Microfacies and Depositional Environment of the Eocene Sawahlunto Coal, Ombilin Basin, Indonesia
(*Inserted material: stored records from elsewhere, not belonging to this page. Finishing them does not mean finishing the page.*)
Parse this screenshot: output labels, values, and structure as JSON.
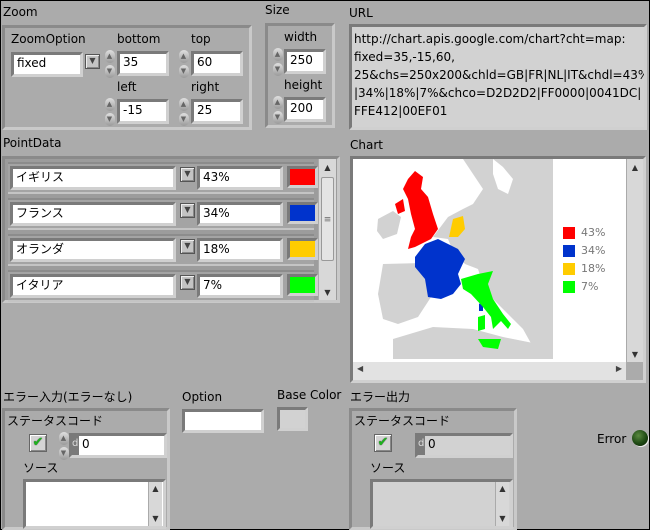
{
  "zoom": {
    "label": "Zoom",
    "zoom_option_label": "ZoomOption",
    "zoom_option_value": "fixed",
    "bottom_label": "bottom",
    "bottom_value": "35",
    "top_label": "top",
    "top_value": "60",
    "left_label": "left",
    "left_value": "-15",
    "right_label": "right",
    "right_value": "25"
  },
  "size": {
    "label": "Size",
    "width_label": "width",
    "width_value": "250",
    "height_label": "height",
    "height_value": "200"
  },
  "url": {
    "label": "URL",
    "lines": [
      "http://chart.apis.google.com/chart?cht=map:",
      "fixed=35,-15,60,",
      "25&chs=250x200&chld=GB|FR|NL|IT&chdl=43%",
      "|34%|18%|7%&chco=D2D2D2|FF0000|0041DC|",
      "FFE412|00EF01"
    ]
  },
  "point_data": {
    "label": "PointData",
    "rows": [
      {
        "country": "イギリス",
        "value": "43%",
        "color": "#FF0000"
      },
      {
        "country": "フランス",
        "value": "34%",
        "color": "#0033CC"
      },
      {
        "country": "オランダ",
        "value": "18%",
        "color": "#FFCC00"
      },
      {
        "country": "イタリア",
        "value": "7%",
        "color": "#00FF00"
      }
    ]
  },
  "chart": {
    "label": "Chart",
    "base_color": "#D2D2D2",
    "legend": [
      {
        "text": "43%",
        "color": "#FF0000"
      },
      {
        "text": "34%",
        "color": "#0033CC"
      },
      {
        "text": "18%",
        "color": "#FFCC00"
      },
      {
        "text": "7%",
        "color": "#00FF00"
      }
    ],
    "regions": [
      {
        "code": "GB",
        "color": "#FF0000"
      },
      {
        "code": "FR",
        "color": "#0033CC"
      },
      {
        "code": "NL",
        "color": "#FFCC00"
      },
      {
        "code": "IT",
        "color": "#00FF00"
      }
    ]
  },
  "error_in": {
    "label": "エラー入力(エラーなし)",
    "status_label": "ステータスコード",
    "status_ok": "✔",
    "code_prefix": "d",
    "code_value": "0",
    "source_label": "ソース",
    "source_value": ""
  },
  "option": {
    "label": "Option",
    "value": ""
  },
  "base_color": {
    "label": "Base Color",
    "color": "#D2D2D2"
  },
  "error_out": {
    "label": "エラー出力",
    "status_label": "ステータスコード",
    "status_ok": "✔",
    "code_prefix": "d",
    "code_value": "0",
    "source_label": "ソース",
    "source_value": ""
  },
  "error_indicator": {
    "label": "Error",
    "state": "off"
  }
}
Ombilin Basin is well-known as one of the largest coal-producing basins in Indonesia. There is no comprehensive study conducted regarding the relationship between petrographical characteristics and coal properties in the area. The results of the petrographic study on Ombilin coal are dominated by vitrinite (45.82-72.21 col.%), liptinite (14.91-42.55 vol.%), inertinite (15.19-25.68 vol.%), and mineral matter (0.36-11.45 vol.%) which is mostly dominated by pyrite. Based on the maceral association, Ombilin coal is distinguished into five groups; telovitrinite-rich group, detrovitrinite-rich group, telovitrinite-liptinite-rich group, telovitrinite-inertinite-rich group, and inertinite-rich group. A similar correlation is found between maceral and maceral-precursor abundances in modern tropical peat in Indonesia. The basal section of Ombilin coal is interpreted to be composed of sapric and hemic peat, represented by the detrovitrinite-rich and telovitrinite-liptinite-rich groups, middle section is distinct due to the high content of the telovitrinite-rich and inertinite-rich groups, these groups are derived from fine hemic and hemic peat. The top section is dominated by inertinite-rich and detrovitrinite-rich groups and is typically comprised of fibric peat. Correlation between vertical section and maceral abundances represent the evolution changes from topogenous mire to ombrogenous mire. Coal facies and distribution of critical macerals suggest that the coal is derived from degraded woody plant tissues and marginal aquatic or herbaceous plants. The depositional environment of the precursor plants was deposited in wet forest swamp conditions and exhibited transition from limnic to limno- telmatic environment.